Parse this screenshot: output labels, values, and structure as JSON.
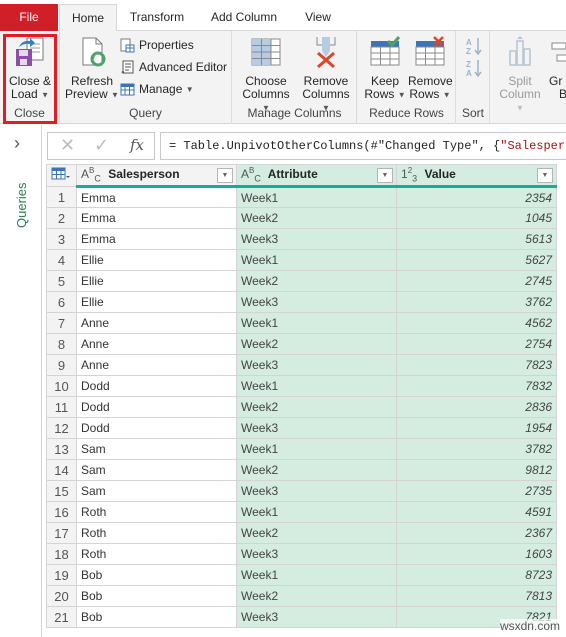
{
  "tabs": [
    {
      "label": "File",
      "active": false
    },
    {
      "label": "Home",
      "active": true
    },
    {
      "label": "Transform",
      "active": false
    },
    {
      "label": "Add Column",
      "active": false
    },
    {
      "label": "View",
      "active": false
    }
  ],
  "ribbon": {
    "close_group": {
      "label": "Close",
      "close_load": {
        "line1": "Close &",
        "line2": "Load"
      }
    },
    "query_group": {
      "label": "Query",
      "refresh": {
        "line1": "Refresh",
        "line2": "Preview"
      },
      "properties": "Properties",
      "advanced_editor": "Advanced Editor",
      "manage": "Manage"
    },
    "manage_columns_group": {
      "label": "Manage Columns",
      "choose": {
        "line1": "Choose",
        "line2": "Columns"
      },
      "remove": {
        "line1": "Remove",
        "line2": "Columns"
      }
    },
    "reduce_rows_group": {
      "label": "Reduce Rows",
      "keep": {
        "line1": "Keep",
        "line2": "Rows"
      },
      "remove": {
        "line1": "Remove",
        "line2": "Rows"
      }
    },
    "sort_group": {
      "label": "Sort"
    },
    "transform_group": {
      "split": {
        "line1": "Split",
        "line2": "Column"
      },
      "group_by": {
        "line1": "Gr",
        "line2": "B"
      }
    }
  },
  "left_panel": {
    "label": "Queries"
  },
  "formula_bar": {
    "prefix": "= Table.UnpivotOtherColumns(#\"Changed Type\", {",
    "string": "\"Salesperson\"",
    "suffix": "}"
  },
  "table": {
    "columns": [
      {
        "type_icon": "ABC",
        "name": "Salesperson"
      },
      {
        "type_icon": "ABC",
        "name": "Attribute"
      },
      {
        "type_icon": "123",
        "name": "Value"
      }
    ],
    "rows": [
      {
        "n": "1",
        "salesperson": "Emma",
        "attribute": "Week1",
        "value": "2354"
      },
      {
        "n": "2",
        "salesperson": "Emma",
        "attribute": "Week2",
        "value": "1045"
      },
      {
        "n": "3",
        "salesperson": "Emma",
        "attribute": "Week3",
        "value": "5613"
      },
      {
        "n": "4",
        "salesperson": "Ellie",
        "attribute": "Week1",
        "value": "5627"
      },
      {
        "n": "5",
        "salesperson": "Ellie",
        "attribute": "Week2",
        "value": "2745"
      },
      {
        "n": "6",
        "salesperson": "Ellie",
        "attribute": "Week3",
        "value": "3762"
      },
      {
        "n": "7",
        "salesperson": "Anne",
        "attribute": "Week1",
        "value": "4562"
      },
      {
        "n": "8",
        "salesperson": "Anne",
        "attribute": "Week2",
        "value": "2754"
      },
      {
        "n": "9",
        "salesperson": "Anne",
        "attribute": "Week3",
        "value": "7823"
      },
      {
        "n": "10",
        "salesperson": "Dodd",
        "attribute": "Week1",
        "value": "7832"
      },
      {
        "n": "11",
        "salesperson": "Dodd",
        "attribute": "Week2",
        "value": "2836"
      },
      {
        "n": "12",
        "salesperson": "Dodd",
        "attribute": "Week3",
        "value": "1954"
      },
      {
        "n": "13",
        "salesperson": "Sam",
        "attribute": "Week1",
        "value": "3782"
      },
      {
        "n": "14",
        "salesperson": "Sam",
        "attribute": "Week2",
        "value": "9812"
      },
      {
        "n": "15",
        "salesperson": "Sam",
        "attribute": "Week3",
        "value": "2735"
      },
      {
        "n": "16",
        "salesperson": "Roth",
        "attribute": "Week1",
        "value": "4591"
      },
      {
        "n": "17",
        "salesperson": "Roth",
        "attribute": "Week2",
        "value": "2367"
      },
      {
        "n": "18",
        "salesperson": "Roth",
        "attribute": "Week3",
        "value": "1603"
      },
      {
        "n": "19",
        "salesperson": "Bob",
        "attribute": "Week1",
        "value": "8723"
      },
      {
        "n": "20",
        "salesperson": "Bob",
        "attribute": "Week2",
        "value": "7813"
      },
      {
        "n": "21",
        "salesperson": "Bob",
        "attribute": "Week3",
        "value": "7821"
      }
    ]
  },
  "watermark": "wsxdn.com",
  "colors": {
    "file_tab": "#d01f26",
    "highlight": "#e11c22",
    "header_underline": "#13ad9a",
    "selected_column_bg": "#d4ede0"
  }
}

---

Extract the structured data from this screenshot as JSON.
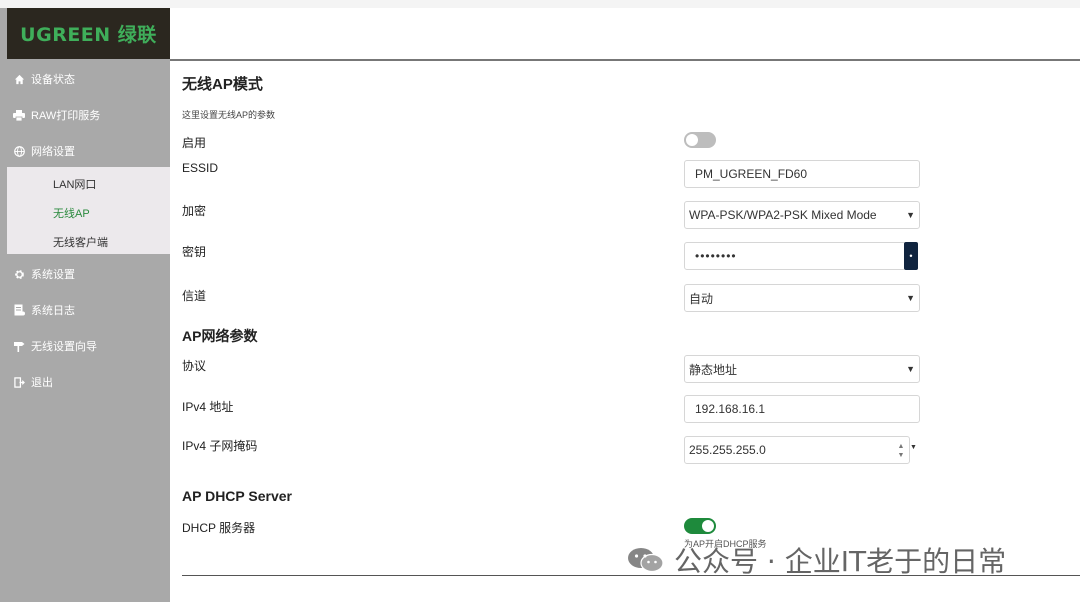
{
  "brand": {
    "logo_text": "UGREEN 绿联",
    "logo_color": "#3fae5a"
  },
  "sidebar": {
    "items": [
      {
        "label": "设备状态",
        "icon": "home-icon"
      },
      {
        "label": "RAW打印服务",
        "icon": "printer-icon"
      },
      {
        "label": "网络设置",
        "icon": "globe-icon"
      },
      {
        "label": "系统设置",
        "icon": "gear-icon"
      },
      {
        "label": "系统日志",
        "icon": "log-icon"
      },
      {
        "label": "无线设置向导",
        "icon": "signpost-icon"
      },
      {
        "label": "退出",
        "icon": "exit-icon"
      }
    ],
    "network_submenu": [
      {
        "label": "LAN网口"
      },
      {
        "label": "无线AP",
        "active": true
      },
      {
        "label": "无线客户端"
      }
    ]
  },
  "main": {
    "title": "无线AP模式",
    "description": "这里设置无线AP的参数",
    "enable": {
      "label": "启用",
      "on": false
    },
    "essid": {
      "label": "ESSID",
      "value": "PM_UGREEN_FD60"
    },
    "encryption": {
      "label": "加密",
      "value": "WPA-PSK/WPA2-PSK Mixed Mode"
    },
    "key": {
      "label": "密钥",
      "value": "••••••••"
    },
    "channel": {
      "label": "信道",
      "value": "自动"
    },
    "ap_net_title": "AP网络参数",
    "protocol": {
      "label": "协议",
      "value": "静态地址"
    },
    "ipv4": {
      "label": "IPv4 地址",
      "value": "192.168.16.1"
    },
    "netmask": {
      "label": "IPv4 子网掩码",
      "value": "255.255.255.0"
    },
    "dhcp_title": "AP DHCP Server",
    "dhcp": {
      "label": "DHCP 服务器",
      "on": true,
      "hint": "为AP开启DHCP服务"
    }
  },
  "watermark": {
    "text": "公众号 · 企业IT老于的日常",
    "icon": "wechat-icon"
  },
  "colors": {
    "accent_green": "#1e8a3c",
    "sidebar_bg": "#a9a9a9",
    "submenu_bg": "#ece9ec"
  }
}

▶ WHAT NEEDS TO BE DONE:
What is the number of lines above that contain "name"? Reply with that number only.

▶ RESPONSE AREA:
3